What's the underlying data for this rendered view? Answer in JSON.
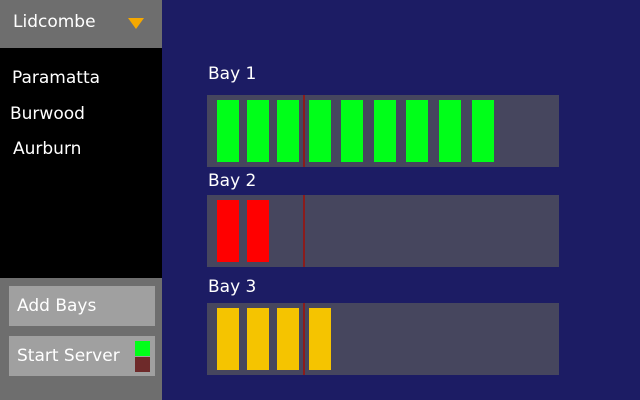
{
  "location_dropdown": {
    "selected": "Lidcombe"
  },
  "locations": [
    {
      "label": "Paramatta"
    },
    {
      "label": "Burwood"
    },
    {
      "label": "Aurburn"
    }
  ],
  "buttons": {
    "add_bays": "Add Bays",
    "start_server": "Start Server"
  },
  "server_status": {
    "on_color": "#00ff19",
    "off_color": "#6e2a2a"
  },
  "bays": [
    {
      "label": "Bay 1",
      "occupied": 9,
      "color": "#00ff19"
    },
    {
      "label": "Bay 2",
      "occupied": 2,
      "color": "#ff0000"
    },
    {
      "label": "Bay 3",
      "occupied": 4,
      "color": "#f5c400"
    }
  ],
  "colors": {
    "background": "#1c1c64",
    "bay_track": "#46465e",
    "divider": "#8a1c1c",
    "dropdown_arrow": "#f5a800"
  }
}
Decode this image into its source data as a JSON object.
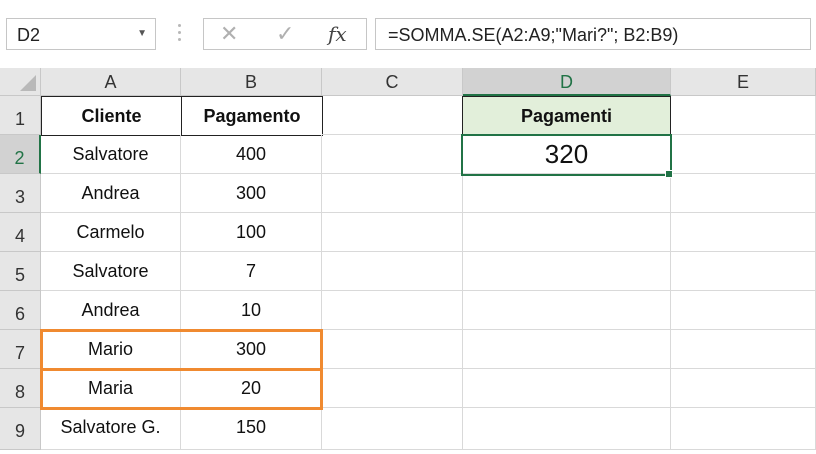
{
  "name_box": {
    "value": "D2",
    "dropdown_icon": "chevron-down-icon"
  },
  "formula_buttons": {
    "cancel": "✕",
    "enter": "✓",
    "fx": "fx"
  },
  "formula": {
    "value": "=SOMMA.SE(A2:A9;\"Mari?\"; B2:B9)"
  },
  "columns": [
    "A",
    "B",
    "C",
    "D",
    "E"
  ],
  "selected_column": "D",
  "rows": [
    "1",
    "2",
    "3",
    "4",
    "5",
    "6",
    "7",
    "8",
    "9"
  ],
  "selected_row": "2",
  "table": {
    "headers": {
      "cliente": "Cliente",
      "pagamento": "Pagamento"
    },
    "rows": [
      {
        "cliente": "Salvatore",
        "pagamento": "400"
      },
      {
        "cliente": "Andrea",
        "pagamento": "300"
      },
      {
        "cliente": "Carmelo",
        "pagamento": "100"
      },
      {
        "cliente": "Salvatore",
        "pagamento": "7"
      },
      {
        "cliente": "Andrea",
        "pagamento": "10"
      },
      {
        "cliente": "Mario",
        "pagamento": "300"
      },
      {
        "cliente": "Maria",
        "pagamento": "20"
      },
      {
        "cliente": "Salvatore G.",
        "pagamento": "150"
      }
    ]
  },
  "result": {
    "header": "Pagamenti",
    "value": "320",
    "header_bg": "#e2efda"
  },
  "highlight_color": "#f08a30",
  "accent_color": "#217346"
}
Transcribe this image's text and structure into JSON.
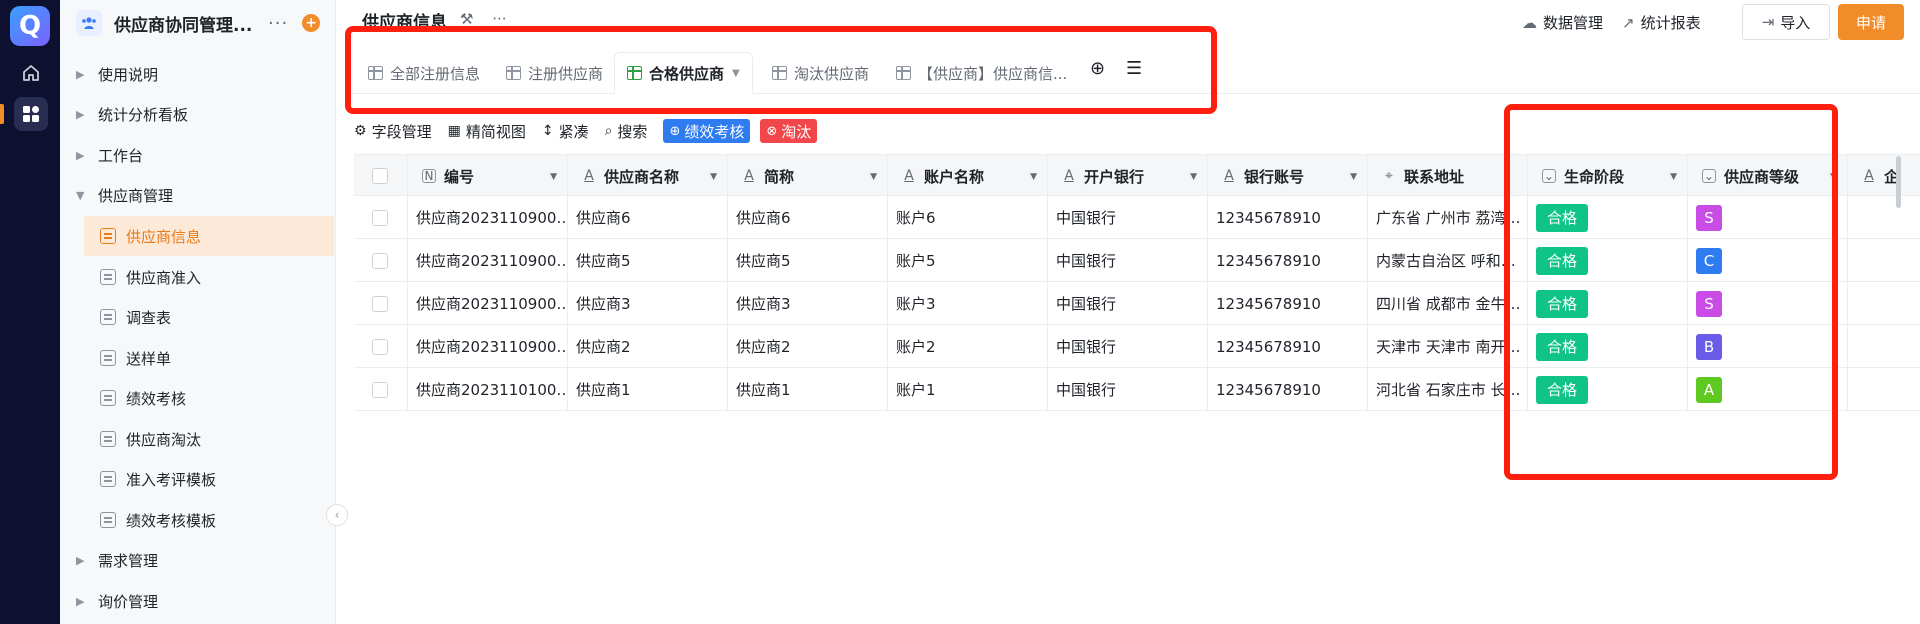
{
  "rail": {
    "logo": "Q"
  },
  "sidebar": {
    "app_title": "供应商协同管理...",
    "more": "···",
    "add": "+",
    "items": [
      {
        "label": "使用说明"
      },
      {
        "label": "统计分析看板"
      },
      {
        "label": "工作台"
      },
      {
        "label": "供应商管理"
      }
    ],
    "subitems": [
      {
        "label": "供应商信息"
      },
      {
        "label": "供应商准入"
      },
      {
        "label": "调查表"
      },
      {
        "label": "送样单"
      },
      {
        "label": "绩效考核"
      },
      {
        "label": "供应商淘汰"
      },
      {
        "label": "准入考评模板"
      },
      {
        "label": "绩效考核模板"
      }
    ],
    "items_after": [
      {
        "label": "需求管理"
      },
      {
        "label": "询价管理"
      }
    ]
  },
  "header": {
    "title": "供应商信息",
    "data_mgmt": "数据管理",
    "stats_report": "统计报表",
    "import": "导入",
    "apply": "申请"
  },
  "tabs": [
    {
      "label": "全部注册信息"
    },
    {
      "label": "注册供应商"
    },
    {
      "label": "合格供应商"
    },
    {
      "label": "淘汰供应商"
    },
    {
      "label": "【供应商】供应商信..."
    }
  ],
  "toolbar": {
    "field_mgmt": "字段管理",
    "simple_view": "精简视图",
    "compact": "紧凑",
    "search": "搜索",
    "perf_review": "绩效考核",
    "eliminate": "淘汰"
  },
  "table": {
    "columns": [
      {
        "label": "编号"
      },
      {
        "label": "供应商名称"
      },
      {
        "label": "简称"
      },
      {
        "label": "账户名称"
      },
      {
        "label": "开户银行"
      },
      {
        "label": "银行账号"
      },
      {
        "label": "联系地址"
      },
      {
        "label": "生命阶段"
      },
      {
        "label": "供应商等级"
      },
      {
        "label": "企"
      }
    ],
    "rows": [
      {
        "id": "供应商2023110900…",
        "name": "供应商6",
        "short": "供应商6",
        "account": "账户6",
        "bank": "中国银行",
        "acct_no": "12345678910",
        "addr": "广东省 广州市 荔湾…",
        "stage": "合格",
        "grade": "S"
      },
      {
        "id": "供应商2023110900…",
        "name": "供应商5",
        "short": "供应商5",
        "account": "账户5",
        "bank": "中国银行",
        "acct_no": "12345678910",
        "addr": "内蒙古自治区 呼和…",
        "stage": "合格",
        "grade": "C"
      },
      {
        "id": "供应商2023110900…",
        "name": "供应商3",
        "short": "供应商3",
        "account": "账户3",
        "bank": "中国银行",
        "acct_no": "12345678910",
        "addr": "四川省 成都市 金牛…",
        "stage": "合格",
        "grade": "S"
      },
      {
        "id": "供应商2023110900…",
        "name": "供应商2",
        "short": "供应商2",
        "account": "账户2",
        "bank": "中国银行",
        "acct_no": "12345678910",
        "addr": "天津市 天津市 南开…",
        "stage": "合格",
        "grade": "B"
      },
      {
        "id": "供应商2023110100…",
        "name": "供应商1",
        "short": "供应商1",
        "account": "账户1",
        "bank": "中国银行",
        "acct_no": "12345678910",
        "addr": "河北省 石家庄市 长…",
        "stage": "合格",
        "grade": "A"
      }
    ]
  },
  "colors": {
    "accent": "#f28c28",
    "stage_green": "#10c488",
    "grade_S": "#c94ce6",
    "grade_C": "#2f7bf0",
    "grade_B": "#6a5ce8",
    "grade_A": "#5ec921",
    "perf_chip": "#2f7bf0",
    "elim_chip": "#f2474a",
    "annotation": "#ff1f0f"
  }
}
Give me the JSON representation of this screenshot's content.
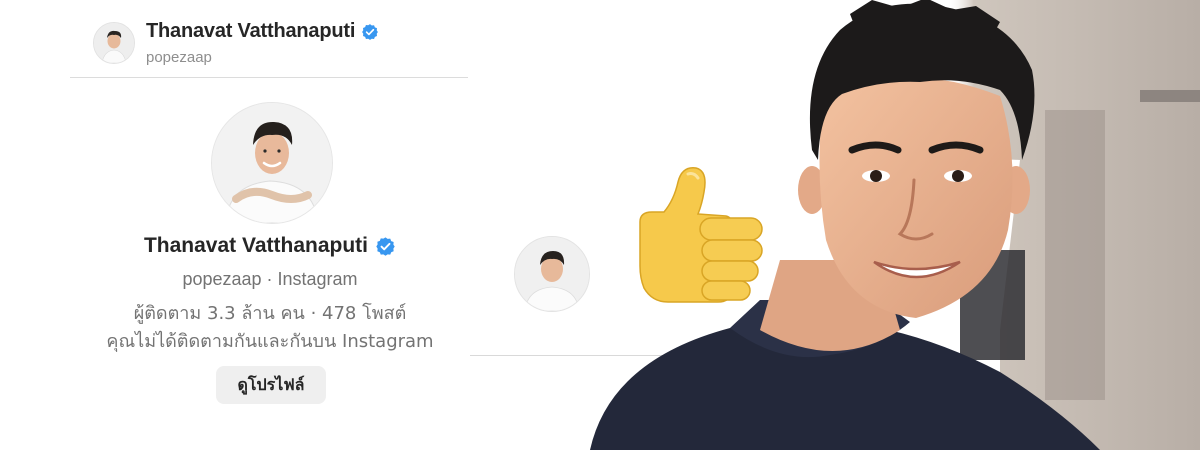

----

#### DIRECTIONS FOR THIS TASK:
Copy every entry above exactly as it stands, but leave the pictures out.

#### RESPONSE:
What's the underlying data for this rendered view? Answer in JSON.
{
  "location_dropdown": {
    "selected": "Lidcombe"
  },
  "locations": [
    {
      "label": "Paramatta"
    },
    {
      "label": "Burwood"
    },
    {
      "label": "Aurburn"
    }
  ],
  "buttons": {
    "add_bays": "Add Bays",
    "start_server": "Start Server"
  },
  "server_status": {
    "on_color": "#00ff19",
    "off_color": "#6e2a2a"
  },
  "bays": [
    {
      "label": "Bay 1",
      "occupied": 9,
      "color": "#00ff19"
    },
    {
      "label": "Bay 2",
      "occupied": 2,
      "color": "#ff0000"
    },
    {
      "label": "Bay 3",
      "occupied": 4,
      "color": "#f5c400"
    }
  ],
  "colors": {
    "background": "#1c1c64",
    "bay_track": "#46465e",
    "divider": "#8a1c1c",
    "dropdown_arrow": "#f5a800"
  }
}
Decode this image into its source data as a JSON object.
{
  "name_box": {
    "value": "D2",
    "dropdown_icon": "chevron-down-icon"
  },
  "formula_buttons": {
    "cancel": "✕",
    "enter": "✓",
    "fx": "fx"
  },
  "formula": {
    "value": "=SOMMA.SE(A2:A9;\"Mari?\"; B2:B9)"
  },
  "columns": [
    "A",
    "B",
    "C",
    "D",
    "E"
  ],
  "selected_column": "D",
  "rows": [
    "1",
    "2",
    "3",
    "4",
    "5",
    "6",
    "7",
    "8",
    "9"
  ],
  "selected_row": "2",
  "table": {
    "headers": {
      "cliente": "Cliente",
      "pagamento": "Pagamento"
    },
    "rows": [
      {
        "cliente": "Salvatore",
        "pagamento": "400"
      },
      {
        "cliente": "Andrea",
        "pagamento": "300"
      },
      {
        "cliente": "Carmelo",
        "pagamento": "100"
      },
      {
        "cliente": "Salvatore",
        "pagamento": "7"
      },
      {
        "cliente": "Andrea",
        "pagamento": "10"
      },
      {
        "cliente": "Mario",
        "pagamento": "300"
      },
      {
        "cliente": "Maria",
        "pagamento": "20"
      },
      {
        "cliente": "Salvatore G.",
        "pagamento": "150"
      }
    ]
  },
  "result": {
    "header": "Pagamenti",
    "value": "320",
    "header_bg": "#e2efda"
  },
  "highlight_color": "#f08a30",
  "accent_color": "#217346"
}
Transcribe this image's text and structure into JSON.
{
  "rail": {
    "logo": "Q"
  },
  "sidebar": {
    "app_title": "供应商协同管理...",
    "more": "···",
    "add": "+",
    "items": [
      {
        "label": "使用说明"
      },
      {
        "label": "统计分析看板"
      },
      {
        "label": "工作台"
      },
      {
        "label": "供应商管理"
      }
    ],
    "subitems": [
      {
        "label": "供应商信息"
      },
      {
        "label": "供应商准入"
      },
      {
        "label": "调查表"
      },
      {
        "label": "送样单"
      },
      {
        "label": "绩效考核"
      },
      {
        "label": "供应商淘汰"
      },
      {
        "label": "准入考评模板"
      },
      {
        "label": "绩效考核模板"
      }
    ],
    "items_after": [
      {
        "label": "需求管理"
      },
      {
        "label": "询价管理"
      }
    ]
  },
  "header": {
    "title": "供应商信息",
    "data_mgmt": "数据管理",
    "stats_report": "统计报表",
    "import": "导入",
    "apply": "申请"
  },
  "tabs": [
    {
      "label": "全部注册信息"
    },
    {
      "label": "注册供应商"
    },
    {
      "label": "合格供应商"
    },
    {
      "label": "淘汰供应商"
    },
    {
      "label": "【供应商】供应商信..."
    }
  ],
  "toolbar": {
    "field_mgmt": "字段管理",
    "simple_view": "精简视图",
    "compact": "紧凑",
    "search": "搜索",
    "perf_review": "绩效考核",
    "eliminate": "淘汰"
  },
  "table": {
    "columns": [
      {
        "label": "编号"
      },
      {
        "label": "供应商名称"
      },
      {
        "label": "简称"
      },
      {
        "label": "账户名称"
      },
      {
        "label": "开户银行"
      },
      {
        "label": "银行账号"
      },
      {
        "label": "联系地址"
      },
      {
        "label": "生命阶段"
      },
      {
        "label": "供应商等级"
      },
      {
        "label": "企"
      }
    ],
    "rows": [
      {
        "id": "供应商2023110900…",
        "name": "供应商6",
        "short": "供应商6",
        "account": "账户6",
        "bank": "中国银行",
        "acct_no": "12345678910",
        "addr": "广东省 广州市 荔湾…",
        "stage": "合格",
        "grade": "S"
      },
      {
        "id": "供应商2023110900…",
        "name": "供应商5",
        "short": "供应商5",
        "account": "账户5",
        "bank": "中国银行",
        "acct_no": "12345678910",
        "addr": "内蒙古自治区 呼和…",
        "stage": "合格",
        "grade": "C"
      },
      {
        "id": "供应商2023110900…",
        "name": "供应商3",
        "short": "供应商3",
        "account": "账户3",
        "bank": "中国银行",
        "acct_no": "12345678910",
        "addr": "四川省 成都市 金牛…",
        "stage": "合格",
        "grade": "S"
      },
      {
        "id": "供应商2023110900…",
        "name": "供应商2",
        "short": "供应商2",
        "account": "账户2",
        "bank": "中国银行",
        "acct_no": "12345678910",
        "addr": "天津市 天津市 南开…",
        "stage": "合格",
        "grade": "B"
      },
      {
        "id": "供应商2023110100…",
        "name": "供应商1",
        "short": "供应商1",
        "account": "账户1",
        "bank": "中国银行",
        "acct_no": "12345678910",
        "addr": "河北省 石家庄市 长…",
        "stage": "合格",
        "grade": "A"
      }
    ]
  },
  "colors": {
    "accent": "#f28c28",
    "stage_green": "#10c488",
    "grade_S": "#c94ce6",
    "grade_C": "#2f7bf0",
    "grade_B": "#6a5ce8",
    "grade_A": "#5ec921",
    "perf_chip": "#2f7bf0",
    "elim_chip": "#f2474a",
    "annotation": "#ff1f0f"
  }
}
Give me the JSON representation of this screenshot's content.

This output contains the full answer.